---------- INFORMATION SHOWN ----------

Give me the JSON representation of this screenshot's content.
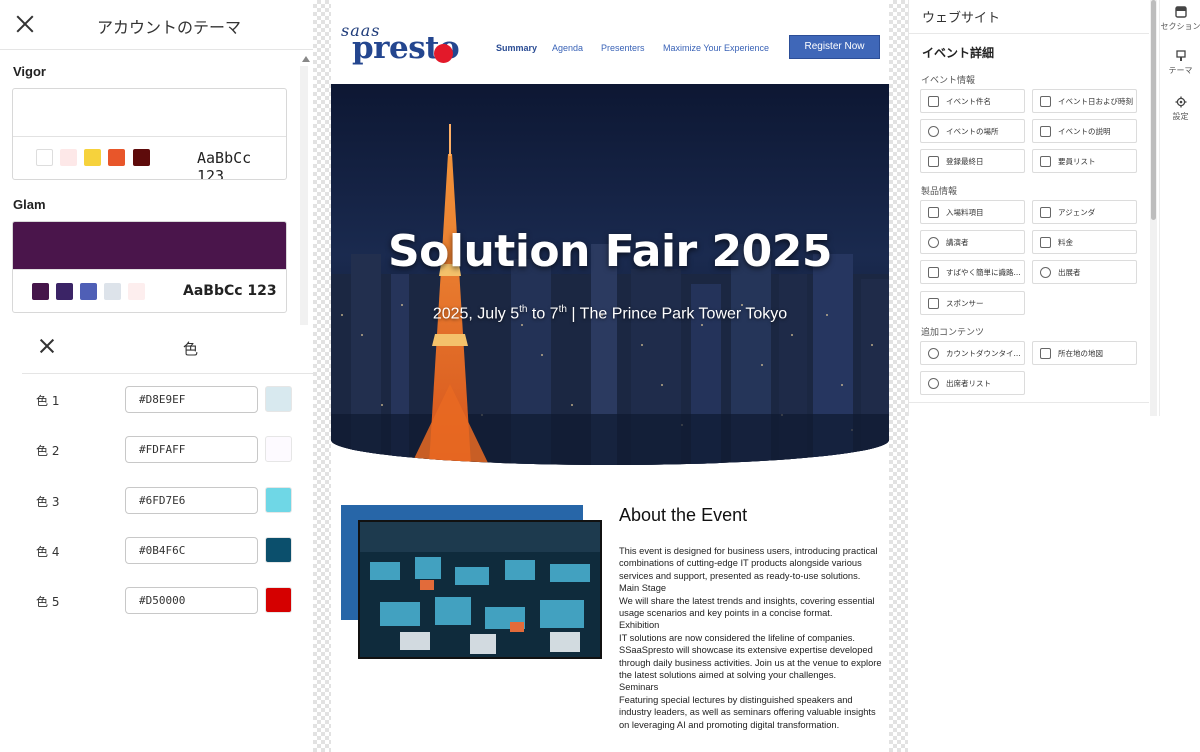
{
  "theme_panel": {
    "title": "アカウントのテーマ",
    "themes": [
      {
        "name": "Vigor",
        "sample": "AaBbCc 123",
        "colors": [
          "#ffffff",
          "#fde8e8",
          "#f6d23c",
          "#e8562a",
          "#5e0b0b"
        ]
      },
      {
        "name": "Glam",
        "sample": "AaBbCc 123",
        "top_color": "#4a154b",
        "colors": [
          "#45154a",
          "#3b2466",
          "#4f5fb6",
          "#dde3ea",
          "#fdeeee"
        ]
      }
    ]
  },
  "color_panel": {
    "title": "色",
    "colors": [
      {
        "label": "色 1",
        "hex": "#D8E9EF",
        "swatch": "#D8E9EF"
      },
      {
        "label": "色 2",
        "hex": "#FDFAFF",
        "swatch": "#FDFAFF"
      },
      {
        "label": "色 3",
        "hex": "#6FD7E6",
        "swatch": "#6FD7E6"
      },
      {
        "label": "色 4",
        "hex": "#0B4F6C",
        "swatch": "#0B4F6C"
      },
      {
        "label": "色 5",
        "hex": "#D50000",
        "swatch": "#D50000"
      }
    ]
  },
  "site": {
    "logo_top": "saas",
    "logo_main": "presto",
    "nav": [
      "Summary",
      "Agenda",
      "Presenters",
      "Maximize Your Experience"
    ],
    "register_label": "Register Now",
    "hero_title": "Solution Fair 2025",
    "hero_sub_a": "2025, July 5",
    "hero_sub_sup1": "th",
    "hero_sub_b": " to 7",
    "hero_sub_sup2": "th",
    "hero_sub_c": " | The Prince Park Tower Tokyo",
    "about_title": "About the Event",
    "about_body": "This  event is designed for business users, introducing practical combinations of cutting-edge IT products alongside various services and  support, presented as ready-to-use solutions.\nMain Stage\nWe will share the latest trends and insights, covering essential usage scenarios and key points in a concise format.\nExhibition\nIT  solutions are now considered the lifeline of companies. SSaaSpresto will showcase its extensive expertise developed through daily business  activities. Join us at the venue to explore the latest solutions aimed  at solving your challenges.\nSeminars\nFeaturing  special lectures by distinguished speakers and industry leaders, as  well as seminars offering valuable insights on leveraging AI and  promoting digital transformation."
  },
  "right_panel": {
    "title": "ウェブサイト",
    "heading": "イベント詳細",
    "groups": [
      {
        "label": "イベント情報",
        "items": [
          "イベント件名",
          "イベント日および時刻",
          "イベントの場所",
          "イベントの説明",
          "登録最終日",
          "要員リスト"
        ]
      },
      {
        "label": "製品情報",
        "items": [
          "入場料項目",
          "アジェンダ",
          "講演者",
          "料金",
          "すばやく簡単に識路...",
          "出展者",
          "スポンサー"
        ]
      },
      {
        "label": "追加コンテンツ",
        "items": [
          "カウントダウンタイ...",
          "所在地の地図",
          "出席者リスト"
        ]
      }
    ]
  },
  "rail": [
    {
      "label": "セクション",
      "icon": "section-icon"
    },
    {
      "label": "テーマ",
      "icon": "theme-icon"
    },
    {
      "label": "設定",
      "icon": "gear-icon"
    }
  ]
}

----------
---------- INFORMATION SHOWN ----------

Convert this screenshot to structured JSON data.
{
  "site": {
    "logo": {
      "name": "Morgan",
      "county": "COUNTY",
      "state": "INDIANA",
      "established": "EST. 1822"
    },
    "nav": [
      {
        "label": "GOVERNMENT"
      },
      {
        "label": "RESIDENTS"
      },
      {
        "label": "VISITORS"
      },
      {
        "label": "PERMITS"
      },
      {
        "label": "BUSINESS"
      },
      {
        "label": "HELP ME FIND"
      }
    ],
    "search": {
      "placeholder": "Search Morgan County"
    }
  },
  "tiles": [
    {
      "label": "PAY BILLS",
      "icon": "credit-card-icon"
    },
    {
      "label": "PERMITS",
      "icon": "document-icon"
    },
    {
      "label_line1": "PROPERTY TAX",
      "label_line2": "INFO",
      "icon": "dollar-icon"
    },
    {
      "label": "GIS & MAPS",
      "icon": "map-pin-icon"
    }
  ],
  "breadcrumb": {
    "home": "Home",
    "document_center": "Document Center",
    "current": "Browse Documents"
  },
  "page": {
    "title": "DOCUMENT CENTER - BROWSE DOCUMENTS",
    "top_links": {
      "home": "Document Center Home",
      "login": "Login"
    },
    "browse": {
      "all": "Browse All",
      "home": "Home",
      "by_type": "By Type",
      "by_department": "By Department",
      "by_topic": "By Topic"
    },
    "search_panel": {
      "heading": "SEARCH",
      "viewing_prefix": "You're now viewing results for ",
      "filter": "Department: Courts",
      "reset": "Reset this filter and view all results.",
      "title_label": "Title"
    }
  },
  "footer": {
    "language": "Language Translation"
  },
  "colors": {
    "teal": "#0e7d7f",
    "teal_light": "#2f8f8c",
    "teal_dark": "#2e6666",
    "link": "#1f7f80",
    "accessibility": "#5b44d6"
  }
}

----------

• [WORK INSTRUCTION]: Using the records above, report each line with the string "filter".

• [SOLUTION FOR THIS PROBLEM]:
      "filter": "Department: Courts",
      "reset": "Reset this filter and view all results.",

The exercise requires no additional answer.